cartoon 1.jpgTwo cartoons, drawn in 1940 and 1941 during the height of the Blitz by former Bishop Grosseteste University (BGU) student Betty Carpenter, are set to feature in the ‘Home Fronts’ gallery at Lincoln's new International Bomber Command Centre (IBCC).

Due to open to the public Saturday 27 January, the centre will serve as a place for the recognition and remembrance of Bomber Command. Providing the most comprehensive record of the Command in the world, the IBCC ensures that generations to come can learn of their vital role in protecting the freedom we enjoy today.

Joining the IBCC’s unique records, Betty’s two drawings show improvements made to the air raid shelters underneath BGU’s (then Lincoln Training College) Constance Stewart Hall between July 1940 and July 1941. Originally published in the college magazine at the time (copies of which continue to be held in the Library Archive at BGU) they were brought to the attention of the IBCC by Dr. Claire Hubbard-Hall, senior lecturer in History at BGU, who felt their level of detail and historical significance made them more then deserving of a home in the new memorial.

cartoon 2.jpgIn order to gain permission for the images to be displayed Betty's descendants were traced and contacted, and were pleased to agree to Betty's work being used in this way. In addition to going out on display to visitors at the IBCC the images will also be permanently preserved in the IBCC Digital Archive.

Betty, who was from Cudworth near Barnsley, was born in 1921 and was a student at BGU between 1939 and 1941. One of the subjects she took whilst studying was Advanced Drawing, which (unsurprisingly) she passed with distinction in her Final Certificate Examination in 1941.

She married Harry Bell (a Sergeant in the Royal Air Force Volunteer Reserve) in August 1942 but sadly was widowed just four months later at the age of 21, when Harry was killed during a training exercise near Kinloss. She married again, after the War, and died in 2000, aged 78.
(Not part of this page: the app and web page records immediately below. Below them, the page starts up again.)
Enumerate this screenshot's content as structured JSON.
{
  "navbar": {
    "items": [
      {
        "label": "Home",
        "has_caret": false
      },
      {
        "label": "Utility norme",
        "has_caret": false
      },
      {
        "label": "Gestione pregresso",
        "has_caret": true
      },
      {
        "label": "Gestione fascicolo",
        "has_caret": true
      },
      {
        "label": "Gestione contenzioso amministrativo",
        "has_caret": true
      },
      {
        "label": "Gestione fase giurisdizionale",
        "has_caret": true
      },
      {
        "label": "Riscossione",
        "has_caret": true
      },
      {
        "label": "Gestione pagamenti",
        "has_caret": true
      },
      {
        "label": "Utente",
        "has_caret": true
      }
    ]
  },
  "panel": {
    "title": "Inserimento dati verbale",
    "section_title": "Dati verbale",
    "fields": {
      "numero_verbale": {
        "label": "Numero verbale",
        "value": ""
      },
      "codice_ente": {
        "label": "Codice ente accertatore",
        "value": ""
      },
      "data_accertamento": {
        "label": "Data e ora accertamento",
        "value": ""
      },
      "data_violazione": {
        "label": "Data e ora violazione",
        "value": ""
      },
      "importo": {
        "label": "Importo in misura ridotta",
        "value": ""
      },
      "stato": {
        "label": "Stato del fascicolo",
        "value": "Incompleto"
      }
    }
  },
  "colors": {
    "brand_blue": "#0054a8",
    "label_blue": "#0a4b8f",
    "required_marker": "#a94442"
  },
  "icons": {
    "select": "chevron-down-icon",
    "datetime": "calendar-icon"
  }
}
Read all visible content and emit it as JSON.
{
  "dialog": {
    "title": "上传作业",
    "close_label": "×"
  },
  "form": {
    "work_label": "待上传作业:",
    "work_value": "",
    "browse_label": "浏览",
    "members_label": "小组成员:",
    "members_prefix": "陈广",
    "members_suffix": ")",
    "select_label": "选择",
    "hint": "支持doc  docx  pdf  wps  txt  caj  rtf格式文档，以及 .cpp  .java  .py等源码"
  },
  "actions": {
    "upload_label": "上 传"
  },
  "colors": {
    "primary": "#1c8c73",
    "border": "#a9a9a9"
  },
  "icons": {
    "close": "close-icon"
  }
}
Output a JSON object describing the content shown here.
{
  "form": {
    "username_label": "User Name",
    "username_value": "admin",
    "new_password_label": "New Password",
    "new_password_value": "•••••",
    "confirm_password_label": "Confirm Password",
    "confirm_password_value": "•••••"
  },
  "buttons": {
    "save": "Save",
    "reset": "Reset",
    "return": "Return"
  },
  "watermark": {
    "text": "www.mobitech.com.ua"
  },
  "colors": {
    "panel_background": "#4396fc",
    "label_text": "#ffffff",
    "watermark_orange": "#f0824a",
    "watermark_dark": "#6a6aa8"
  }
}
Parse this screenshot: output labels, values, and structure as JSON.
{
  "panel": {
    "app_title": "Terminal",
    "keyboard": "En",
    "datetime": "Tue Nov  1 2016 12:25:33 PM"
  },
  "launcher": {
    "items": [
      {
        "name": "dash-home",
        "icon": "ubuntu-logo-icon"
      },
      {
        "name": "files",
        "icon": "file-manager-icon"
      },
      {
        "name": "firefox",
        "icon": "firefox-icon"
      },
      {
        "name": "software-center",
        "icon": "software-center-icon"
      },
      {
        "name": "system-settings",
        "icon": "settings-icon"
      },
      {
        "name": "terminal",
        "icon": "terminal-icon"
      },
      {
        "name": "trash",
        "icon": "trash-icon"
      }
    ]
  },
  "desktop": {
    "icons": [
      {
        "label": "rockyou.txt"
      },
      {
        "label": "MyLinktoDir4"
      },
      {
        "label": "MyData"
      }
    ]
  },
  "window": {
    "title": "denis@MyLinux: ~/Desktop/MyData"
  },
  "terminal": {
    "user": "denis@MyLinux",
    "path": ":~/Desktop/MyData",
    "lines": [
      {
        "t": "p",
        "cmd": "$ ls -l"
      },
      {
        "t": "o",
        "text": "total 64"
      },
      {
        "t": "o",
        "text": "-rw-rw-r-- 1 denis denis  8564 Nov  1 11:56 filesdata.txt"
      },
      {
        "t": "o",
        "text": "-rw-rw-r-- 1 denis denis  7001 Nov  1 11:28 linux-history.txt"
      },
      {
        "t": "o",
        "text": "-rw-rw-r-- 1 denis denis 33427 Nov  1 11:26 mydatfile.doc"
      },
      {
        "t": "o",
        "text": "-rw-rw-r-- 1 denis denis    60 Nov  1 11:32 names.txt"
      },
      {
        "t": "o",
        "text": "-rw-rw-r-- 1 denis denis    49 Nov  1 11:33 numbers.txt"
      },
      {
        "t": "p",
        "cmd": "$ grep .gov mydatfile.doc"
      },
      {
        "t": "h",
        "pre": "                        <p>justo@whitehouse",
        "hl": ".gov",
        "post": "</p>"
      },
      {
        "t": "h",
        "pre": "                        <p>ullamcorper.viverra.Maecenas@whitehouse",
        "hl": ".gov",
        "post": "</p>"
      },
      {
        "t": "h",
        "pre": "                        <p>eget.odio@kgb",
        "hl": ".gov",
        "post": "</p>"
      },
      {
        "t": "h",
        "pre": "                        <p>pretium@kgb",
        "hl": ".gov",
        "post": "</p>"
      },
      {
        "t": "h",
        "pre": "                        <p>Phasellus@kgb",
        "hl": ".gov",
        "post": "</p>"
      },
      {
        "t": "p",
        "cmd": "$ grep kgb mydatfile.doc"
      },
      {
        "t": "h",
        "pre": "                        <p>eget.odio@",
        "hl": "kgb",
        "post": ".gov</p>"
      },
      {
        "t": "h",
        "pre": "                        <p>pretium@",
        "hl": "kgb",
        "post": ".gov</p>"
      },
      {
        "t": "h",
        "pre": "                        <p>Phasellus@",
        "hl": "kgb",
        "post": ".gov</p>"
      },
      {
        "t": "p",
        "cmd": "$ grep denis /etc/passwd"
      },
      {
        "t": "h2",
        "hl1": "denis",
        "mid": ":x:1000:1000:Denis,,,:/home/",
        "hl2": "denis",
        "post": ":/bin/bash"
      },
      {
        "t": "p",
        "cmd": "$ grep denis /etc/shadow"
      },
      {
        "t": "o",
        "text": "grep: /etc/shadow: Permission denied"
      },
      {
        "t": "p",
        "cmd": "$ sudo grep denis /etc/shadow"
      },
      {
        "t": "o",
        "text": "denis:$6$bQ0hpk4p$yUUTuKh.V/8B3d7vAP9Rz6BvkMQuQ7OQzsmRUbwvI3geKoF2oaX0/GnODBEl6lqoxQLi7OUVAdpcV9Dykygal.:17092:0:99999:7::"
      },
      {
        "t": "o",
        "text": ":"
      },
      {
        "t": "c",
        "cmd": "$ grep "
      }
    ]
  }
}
Although the IBCC is not officially opening until Saturday, you can get a sneak peek at Betty’s unique drawings both in their original format in our archives or on our heritage boards which you can find on our campus outside Constance Stewart Hall.

Filed Under: lincoln history, history